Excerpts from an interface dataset
<<<<

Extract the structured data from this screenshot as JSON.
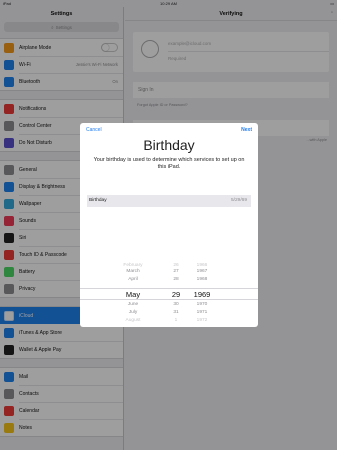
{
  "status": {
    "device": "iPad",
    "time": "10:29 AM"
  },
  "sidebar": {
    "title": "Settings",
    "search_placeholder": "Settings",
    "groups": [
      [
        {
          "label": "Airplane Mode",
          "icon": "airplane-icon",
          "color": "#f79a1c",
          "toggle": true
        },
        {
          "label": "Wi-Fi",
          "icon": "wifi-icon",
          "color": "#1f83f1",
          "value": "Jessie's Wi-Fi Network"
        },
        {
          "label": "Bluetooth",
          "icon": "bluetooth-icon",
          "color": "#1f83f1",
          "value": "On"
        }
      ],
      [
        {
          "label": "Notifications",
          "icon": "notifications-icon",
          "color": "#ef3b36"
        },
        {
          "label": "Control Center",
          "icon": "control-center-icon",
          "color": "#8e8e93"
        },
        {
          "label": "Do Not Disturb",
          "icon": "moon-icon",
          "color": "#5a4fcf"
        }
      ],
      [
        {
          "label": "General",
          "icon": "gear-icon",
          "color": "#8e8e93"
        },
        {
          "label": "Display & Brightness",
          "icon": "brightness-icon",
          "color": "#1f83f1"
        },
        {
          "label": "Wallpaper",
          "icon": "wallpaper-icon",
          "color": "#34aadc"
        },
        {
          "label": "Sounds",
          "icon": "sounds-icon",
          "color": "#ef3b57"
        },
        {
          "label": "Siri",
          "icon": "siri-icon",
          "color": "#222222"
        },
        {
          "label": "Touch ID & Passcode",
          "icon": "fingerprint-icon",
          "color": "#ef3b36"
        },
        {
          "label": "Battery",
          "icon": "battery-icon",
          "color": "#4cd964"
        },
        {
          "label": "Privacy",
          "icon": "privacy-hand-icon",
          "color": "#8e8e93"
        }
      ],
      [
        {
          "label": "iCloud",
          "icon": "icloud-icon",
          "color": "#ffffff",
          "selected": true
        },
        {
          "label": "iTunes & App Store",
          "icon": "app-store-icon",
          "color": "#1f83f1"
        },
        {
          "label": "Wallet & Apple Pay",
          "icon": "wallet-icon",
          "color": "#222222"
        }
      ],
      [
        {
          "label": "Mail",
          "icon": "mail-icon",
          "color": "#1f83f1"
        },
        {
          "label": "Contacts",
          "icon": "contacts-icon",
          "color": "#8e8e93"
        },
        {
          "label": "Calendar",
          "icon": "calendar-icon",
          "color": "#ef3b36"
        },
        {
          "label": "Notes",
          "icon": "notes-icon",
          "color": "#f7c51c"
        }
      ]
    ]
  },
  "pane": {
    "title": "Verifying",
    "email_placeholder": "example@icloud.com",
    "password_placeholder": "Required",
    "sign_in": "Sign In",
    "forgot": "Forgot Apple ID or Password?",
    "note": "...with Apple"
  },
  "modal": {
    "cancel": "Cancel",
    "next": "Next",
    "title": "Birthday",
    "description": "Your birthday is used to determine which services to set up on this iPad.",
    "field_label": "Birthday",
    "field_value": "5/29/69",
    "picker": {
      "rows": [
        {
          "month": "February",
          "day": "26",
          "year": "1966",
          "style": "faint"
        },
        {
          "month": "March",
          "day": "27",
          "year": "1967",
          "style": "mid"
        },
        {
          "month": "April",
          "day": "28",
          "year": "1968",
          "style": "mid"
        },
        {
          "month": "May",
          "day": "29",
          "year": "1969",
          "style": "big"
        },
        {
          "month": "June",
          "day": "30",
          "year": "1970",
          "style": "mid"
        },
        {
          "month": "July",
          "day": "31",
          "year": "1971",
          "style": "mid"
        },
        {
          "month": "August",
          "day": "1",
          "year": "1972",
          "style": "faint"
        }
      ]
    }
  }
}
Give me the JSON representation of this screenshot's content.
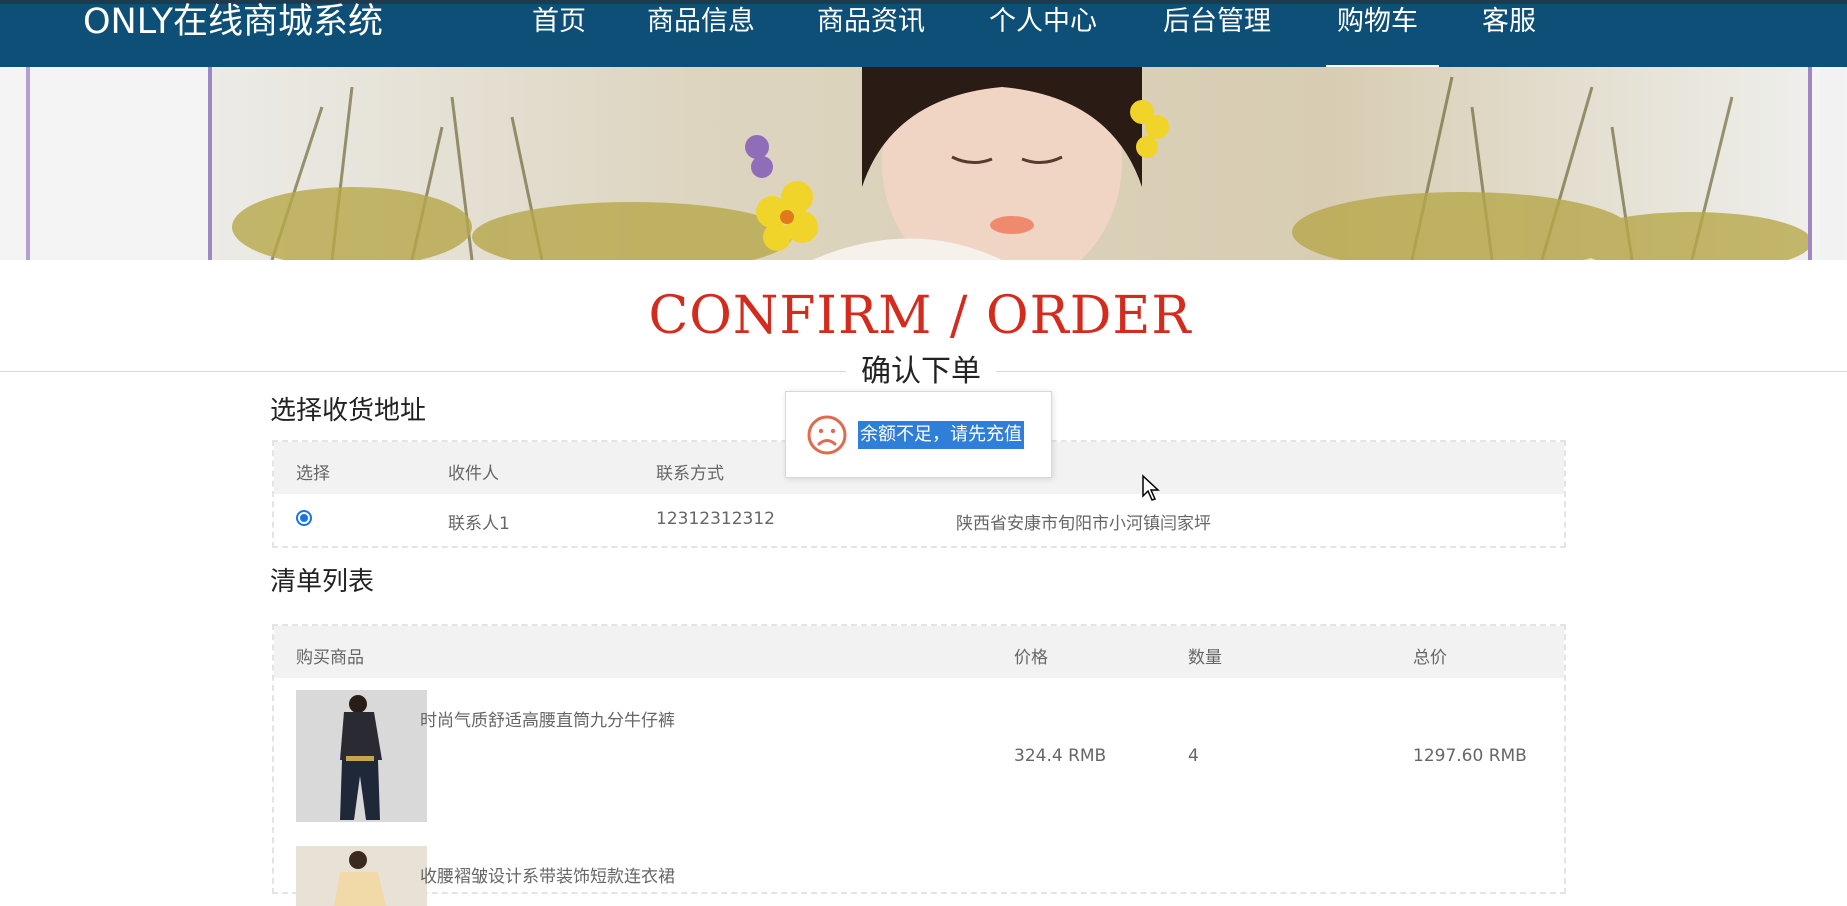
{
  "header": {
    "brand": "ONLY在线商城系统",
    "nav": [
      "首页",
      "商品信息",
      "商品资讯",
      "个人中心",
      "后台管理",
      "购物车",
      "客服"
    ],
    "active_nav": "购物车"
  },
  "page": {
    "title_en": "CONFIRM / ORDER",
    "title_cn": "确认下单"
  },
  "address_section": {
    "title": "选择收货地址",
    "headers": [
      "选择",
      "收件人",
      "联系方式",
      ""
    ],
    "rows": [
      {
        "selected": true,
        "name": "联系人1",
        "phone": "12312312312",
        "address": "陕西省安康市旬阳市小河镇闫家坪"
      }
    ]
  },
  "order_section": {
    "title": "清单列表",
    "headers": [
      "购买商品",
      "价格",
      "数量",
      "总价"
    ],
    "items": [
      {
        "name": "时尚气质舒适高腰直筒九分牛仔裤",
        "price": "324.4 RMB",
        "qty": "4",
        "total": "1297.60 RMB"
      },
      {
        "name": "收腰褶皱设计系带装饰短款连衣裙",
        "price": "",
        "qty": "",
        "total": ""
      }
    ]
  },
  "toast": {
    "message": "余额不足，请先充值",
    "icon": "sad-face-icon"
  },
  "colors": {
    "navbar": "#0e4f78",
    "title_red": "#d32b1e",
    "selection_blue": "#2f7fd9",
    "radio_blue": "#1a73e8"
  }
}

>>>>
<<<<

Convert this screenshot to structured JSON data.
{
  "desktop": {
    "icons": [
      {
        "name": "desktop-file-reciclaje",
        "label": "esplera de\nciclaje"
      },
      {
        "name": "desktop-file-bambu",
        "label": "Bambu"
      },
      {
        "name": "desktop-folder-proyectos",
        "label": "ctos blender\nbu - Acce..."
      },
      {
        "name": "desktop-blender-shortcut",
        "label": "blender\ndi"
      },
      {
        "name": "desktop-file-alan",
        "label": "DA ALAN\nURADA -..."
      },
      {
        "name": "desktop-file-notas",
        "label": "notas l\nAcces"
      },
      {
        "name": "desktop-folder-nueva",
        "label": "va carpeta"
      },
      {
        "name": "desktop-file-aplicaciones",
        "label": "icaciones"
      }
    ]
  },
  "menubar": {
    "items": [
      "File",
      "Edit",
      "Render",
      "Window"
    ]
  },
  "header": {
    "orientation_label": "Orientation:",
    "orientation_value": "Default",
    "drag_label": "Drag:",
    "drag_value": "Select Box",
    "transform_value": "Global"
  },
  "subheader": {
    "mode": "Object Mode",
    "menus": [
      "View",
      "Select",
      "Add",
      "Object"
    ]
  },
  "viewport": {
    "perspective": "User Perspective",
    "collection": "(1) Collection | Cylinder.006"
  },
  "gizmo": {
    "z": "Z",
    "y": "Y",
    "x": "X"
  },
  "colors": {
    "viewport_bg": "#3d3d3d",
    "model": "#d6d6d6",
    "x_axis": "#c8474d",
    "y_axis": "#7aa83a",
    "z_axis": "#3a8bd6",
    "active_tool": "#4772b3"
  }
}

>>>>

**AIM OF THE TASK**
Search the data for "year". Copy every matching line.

**SOLUTION TO THIS TASK**
          "year": "1966",
          "year": "1967",
          "year": "1968",
          "year": "1969",
          "year": "1970",
          "year": "1971",
          "year": "1972",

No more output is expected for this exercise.